  • Your cat has a lusterless or brittle coat: The proper nutrients are essential to keeping your cat’s fur healthy. If your cat is lacking certain nutrients from their diet—things like protein, fat, vitamins and minerals are especially important for coat health—their coat may suffer. A well-balanced commercial cat food should contain the right balance of these nutrients, so if you have questions about your pet’s diet, contact your veterinarian. A brittle coat could also be a sign of an underlying issue, though. Either of these issues would warrant a trip to the veterinarian to figure out next steps.
  • Your cat has dry skin: It’s important to understand that your cat’s coat and skin will change over time, and dry skin is common in kittens. However, dry skin can also be a sign of a health issue like inadequate nutrition, gastrointestinal parasite infections or external parasites like mange. If your cat’s dry skin isn’t easily corrected with an over-the-counter product—like a moisturizing conditioner–then a trip to the veterinarian can help you narrow in on the underlying cause.
  • Your cat has patchy, discolored skin: If your cat is ill, their skin may change color or even appear dry and patchy. Check with your veterinarian if you notice this particular change in your cat’s appearance.
  • Your cat has flaky or scabby skin: Pests like fleas can cause flaky or scabby skin, as can allergies and environmental sensitivities. If you notice fleas you can try an over-the-counter treatment, but if you think allergies may be at play, consult with your veterinarian for advice and perhaps further testing.
  • Your cat has itchy skin: Itchy skin has a number of potential causes. Flea bites can cause itchiness, but so, too, can dry skin or allergies or sensitivities to environmental factors or foods like beef, fish, chicken, eggs, corn, wheat, soy and milk. If you believe your cat is having an allergic reaction, consult your veterinarian. For dry skin, they might recommend a supplement or an oatmeal shampoo formulated to ease this type of irritation.

How to keep your cat’s skin and coat healthy

Cat on couch

Regular grooming with the proper tools is an essential step in keeping your cat’s fur and skin healthy. Regular brushing helps spread essential natural oils throughout your cat’s skin, and it also helps remove loose dirt and stray hairs.

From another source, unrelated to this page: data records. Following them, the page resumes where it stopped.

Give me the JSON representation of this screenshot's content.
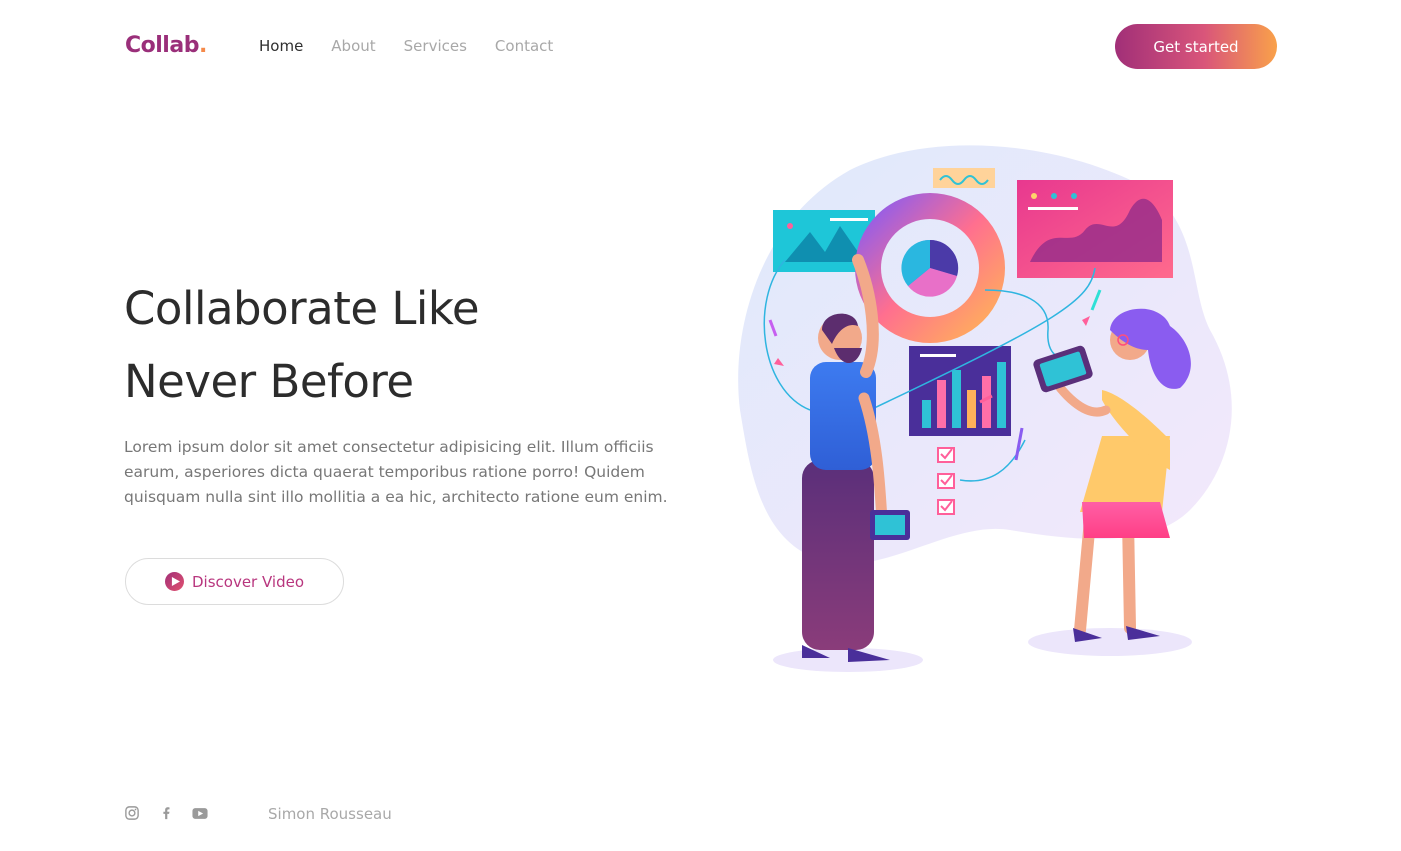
{
  "brand": {
    "name": "Collab",
    "dot": ".",
    "color": "#9a2f7a",
    "accent": "#f58a4a"
  },
  "nav": {
    "items": [
      {
        "label": "Home",
        "active": true
      },
      {
        "label": "About",
        "active": false
      },
      {
        "label": "Services",
        "active": false
      },
      {
        "label": "Contact",
        "active": false
      }
    ]
  },
  "header": {
    "cta_label": "Get started"
  },
  "hero": {
    "title_line1": "Collaborate Like",
    "title_line2": "Never Before",
    "description": "Lorem ipsum dolor sit amet consectetur adipisicing elit. Illum officiis earum, asperiores dicta quaerat temporibus ratione porro! Quidem quisquam nulla sint illo mollitia a ea hic, architecto ratione eum enim.",
    "video_button_label": "Discover Video",
    "illustration_icon": "team-collaboration-illustration"
  },
  "footer": {
    "socials": [
      "instagram-icon",
      "facebook-icon",
      "youtube-icon"
    ],
    "author": "Simon Rousseau"
  },
  "colors": {
    "gradient_start": "#a12f78",
    "gradient_end": "#f9a14a",
    "text_dark": "#2c2c2c",
    "text_muted": "#a8a8a8"
  }
}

Grooming also gives you a great opportunity to check for abnormalities or injuries.

If you need expert input on your cat’s coat and skin health—whether that’s with regular grooming sessions or a trip to the veterinarian to determine any underlying issues—Petco has you covered.